Is anyone aware of good data anonymization software? Or perhaps a package for R that does data anonymization? Obviously not expecting uncrackable anonymization - just want to make it difficult.
locked by whuber♦ Oct 30 '15 at 21:48
This question exists because it has historical significance, but it is not considered a good, on-topic question for this site so please do not use it as evidence that you can ask similar questions here. This question and its answers are frozen and cannot be changed. See the help center for guidance on writing a good question.
Read more about locked posts here.
Warning: beware that it can be very difficult to anonymize data in a way that prevents re-identification (de-anonymization), without losing much of the value of the data. This is not a situation where you can just throw a piece of software at it without thinking. Protecting people's anonymity requires careful thought. See, e.g., this paper for a more careful exposition of why this is not trivial.
An example of a cautionary story is the Netflix challenge, where a seemingly anonymized dataset was actually linked back to the identity of Netflix users -- or the release of anonymized AOL search records, many of which (researchers discovered) could still be tied back to individuals through more sophisticated analysis. Another example is from Massachusetts, where a health insurance commission released data on all state employees, after anonymizing it by removing names, addresses, SSNs, etc. However, a privacy researcher discovered that it was still possible to re-identify individuals, and as a demonstration, showed how to identify the governor's health records. She later showed, for example, that most people can be uniquely identified from just their ZIP code (or census tract), birth date, and gender.
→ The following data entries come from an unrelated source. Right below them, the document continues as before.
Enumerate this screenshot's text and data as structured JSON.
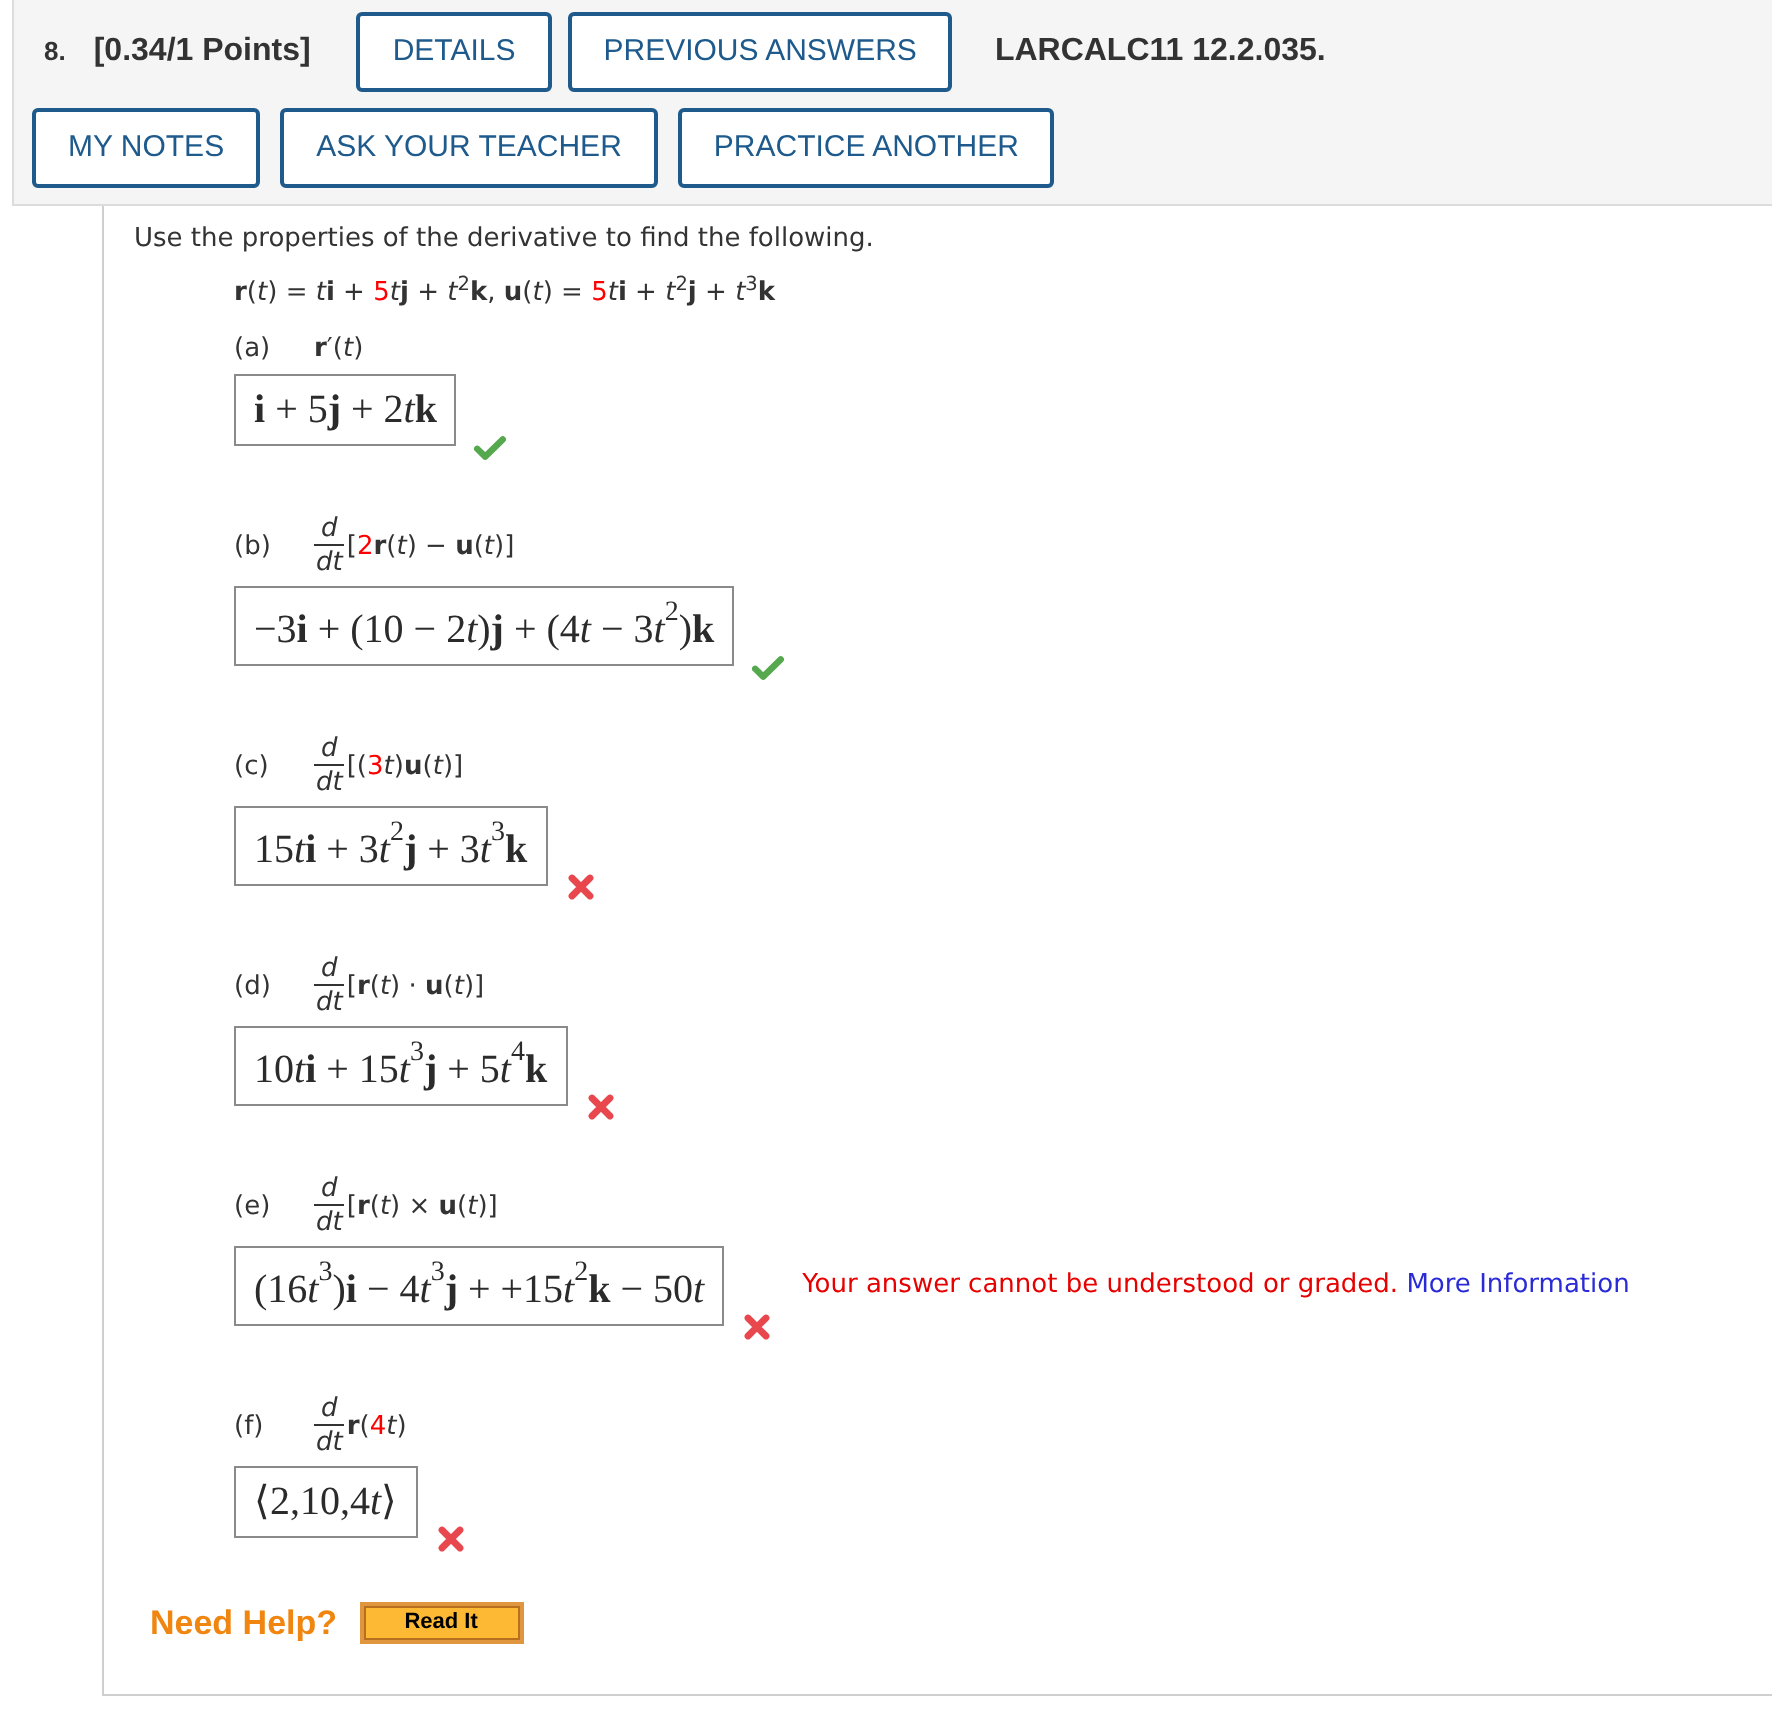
{
  "header": {
    "number": "8.",
    "points": "[0.34/1 Points]",
    "buttons_row_1": [
      "DETAILS",
      "PREVIOUS ANSWERS"
    ],
    "reference": "LARCALC11 12.2.035.",
    "buttons_row_2": [
      "MY NOTES",
      "ASK YOUR TEACHER",
      "PRACTICE ANOTHER"
    ]
  },
  "question": {
    "instruction": "Use the properties of the derivative to find the following.",
    "given": [
      {
        "text": "**r**(*t*) = *t*",
        "highlighted": false
      },
      {
        "text": "**i** + ",
        "highlighted": false
      },
      {
        "text": "5",
        "highlighted": true
      },
      {
        "text": "*t*",
        "highlighted": false
      },
      {
        "text": "**j** + *t*$^{2}$",
        "highlighted": false
      },
      {
        "text": "**k**, **u**(*t*) = ",
        "highlighted": false
      },
      {
        "text": "5",
        "highlighted": true
      },
      {
        "text": "*t*",
        "highlighted": false
      },
      {
        "text": "**i** + *t*$^{2}$",
        "highlighted": false
      },
      {
        "text": "**j** + *t*$^{3}$",
        "highlighted": false
      },
      {
        "text": "**k**",
        "highlighted": false
      }
    ],
    "parts": [
      {
        "label": "(a)",
        "expression": [
          {
            "text": "**r**′(*t*)",
            "highlighted": false
          }
        ],
        "answer": [
          "**i** + 5**j** + 2",
          "*t*",
          "**k**"
        ],
        "correct": true
      },
      {
        "label": "(b)",
        "derivative": {
          "numerator": "d",
          "denominator": "dt"
        },
        "expression": [
          {
            "text": "[",
            "highlighted": false
          },
          {
            "text": "2",
            "highlighted": true
          },
          {
            "text": "**r**(*t*) − **u**(*t*)]",
            "highlighted": false
          }
        ],
        "answer": [
          "−3**i** + (10 − 2",
          "*t*)**j** + (4",
          "*t* − 3",
          "*t*$^{2}$)**k**"
        ],
        "correct": true
      },
      {
        "label": "(c)",
        "derivative": {
          "numerator": "d",
          "denominator": "dt"
        },
        "expression": [
          {
            "text": "[(",
            "highlighted": false
          },
          {
            "text": "3",
            "highlighted": true
          },
          {
            "text": "*t*)**u**(*t*)]",
            "highlighted": false
          }
        ],
        "answer": [
          "15",
          "*t*",
          "**i** + 3",
          "*t*$^{2}$**j** + 3",
          "*t*$^{3}$**k**"
        ],
        "correct": false
      },
      {
        "label": "(d)",
        "derivative": {
          "numerator": "d",
          "denominator": "dt"
        },
        "expression": [
          {
            "text": "[**r**(*t*) · **u**(*t*)]",
            "highlighted": false
          }
        ],
        "answer": [
          "10",
          "*t*",
          "**i** + 15",
          "*t*$^{3}$**j** + 5",
          "*t*$^{4}$**k**"
        ],
        "correct": false
      },
      {
        "label": "(e)",
        "derivative": {
          "numerator": "d",
          "denominator": "dt"
        },
        "expression": [
          {
            "text": "[**r**(*t*) × **u**(*t*)]",
            "highlighted": false
          }
        ],
        "answer": [
          "(16",
          "*t*$^{3}$)**i** − 4",
          "*t*$^{3}$**j** + +15",
          "*t*$^{2}$**k** − 50",
          "*t*"
        ],
        "correct": false,
        "message": {
          "text": "Your answer cannot be understood or graded.",
          "link": "More Information"
        }
      },
      {
        "label": "(f)",
        "derivative": {
          "numerator": "d",
          "denominator": "dt"
        },
        "expression": [
          {
            "text": "**r**(",
            "highlighted": false
          },
          {
            "text": "4",
            "highlighted": true
          },
          {
            "text": "*t*)",
            "highlighted": false
          }
        ],
        "answer": [
          "⟨2,10,4",
          "*t*⟩"
        ],
        "correct": false
      }
    ]
  },
  "help": {
    "label": "Need Help?",
    "buttons": [
      "Read It"
    ]
  }
}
These were stories of people diligently anonymizing data; they thought they'd done a good job of anonymization, and just didn't realize how tricky this issue is. These cautionary stories should give you pause.
For these reasons, I discourage you from trying to anonymize your dataset on your own, if you have no prior experience in this area.
Important: the techniques needed to anonymize data will likely depend a lot on the sort of data you have and the application domain you are working in. Unfortunately, you didn't provide this information. As a result, it is almost impossible to provide you with good advice about how to anonymize your dataset.
I imagine it may be tempting to view this answer as unhelpful, because instead of saying "be happy, don't worry, just throw this magic piece of software at your data and you don't have to think", I am saying "wait, this is trickier than it appears on first glance, be careful". I realize this message might not be very popular, but I think this is a message folks need to hear.
There is also an interesting approach to anaonymization of strings in the context of record linkage using n-grams developed by ANU Data Mining Group. The paper with description and sample Python code is available here.